These days, there is a week or holiday to celebrate almost anything.
This week (Nov.16-20) recognizes something very important: International Education Week. While promoting international education and student exchange worldwide, International Education Week also brings to mind the thousands of U.S. students who study abroad. Often these students are children of military personnel, missionaries, diplomats or government officials, or other overseas families.
U.S. students, especially K-12 students, are often considered a small percentage of students who tend to study abroad. At ICA, these overseas learners offer a new perspective to domestic students and bring culture and diversity of their host country to classes, peers, and teachers. This enriches the learning experience for all of us in the online academy.
Even if you are stateside, you can still celebrate international learning. Here are three ideas how:
- Befriend an International Student or Class – The best way to learn about another culture is from someone who lives there. Get a global perspective by making friends with another student or class overseas. Trade letters, lessons, ideas, videos, and news. Grow understanding by explaining differences between countries.
- Study an International Country – Pick another country to study as an individual students, class, or school.
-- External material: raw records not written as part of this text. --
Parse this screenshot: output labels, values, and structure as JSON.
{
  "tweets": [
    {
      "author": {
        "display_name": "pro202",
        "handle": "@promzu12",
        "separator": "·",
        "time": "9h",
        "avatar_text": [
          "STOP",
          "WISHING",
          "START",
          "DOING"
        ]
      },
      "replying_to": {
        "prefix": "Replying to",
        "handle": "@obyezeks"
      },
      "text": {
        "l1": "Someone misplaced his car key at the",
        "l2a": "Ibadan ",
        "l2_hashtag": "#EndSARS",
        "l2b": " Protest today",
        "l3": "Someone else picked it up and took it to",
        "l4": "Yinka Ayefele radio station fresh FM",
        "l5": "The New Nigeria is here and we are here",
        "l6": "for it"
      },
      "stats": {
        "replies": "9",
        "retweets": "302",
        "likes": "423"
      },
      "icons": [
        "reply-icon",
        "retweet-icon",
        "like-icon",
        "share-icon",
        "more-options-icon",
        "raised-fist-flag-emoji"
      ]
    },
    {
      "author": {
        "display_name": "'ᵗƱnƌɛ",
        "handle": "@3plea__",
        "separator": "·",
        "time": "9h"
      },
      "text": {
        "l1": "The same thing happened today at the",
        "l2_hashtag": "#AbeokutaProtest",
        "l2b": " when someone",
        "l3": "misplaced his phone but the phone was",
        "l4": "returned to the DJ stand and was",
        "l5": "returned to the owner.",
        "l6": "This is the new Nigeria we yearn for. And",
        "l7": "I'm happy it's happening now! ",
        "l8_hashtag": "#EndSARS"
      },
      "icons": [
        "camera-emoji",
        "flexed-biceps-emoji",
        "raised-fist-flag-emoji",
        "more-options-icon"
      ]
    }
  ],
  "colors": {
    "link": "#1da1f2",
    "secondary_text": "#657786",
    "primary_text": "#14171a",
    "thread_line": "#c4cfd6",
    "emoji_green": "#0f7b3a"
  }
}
Research all aspects like history, geography, population, cultures, language, food, art, government, and major society variances. Collect pictures, videos, and references. Do a presentation and share with fellow students and teachers.
- Do a Cross-Cultural Class Project – Discover the differences between the U.S. and another country by examining society situations. Examine country-specific idiosyncrasies, stereotypes, standard practices, and expressions. Then look at what the parallel examples would be in the second country. Discuss the importance of language translation and verbal and nonverbal communication in society.
Go beyond U.S. shores this week and celebrate the beautiful diversity of the world by looking at international countries and people. The world is filled with global learning opportunities. The better we understand each other, the better our planet will be. Also, if you have a chance, say hi to U.S. students studying abroad, too! They'd probably love a shout-out from their homeland.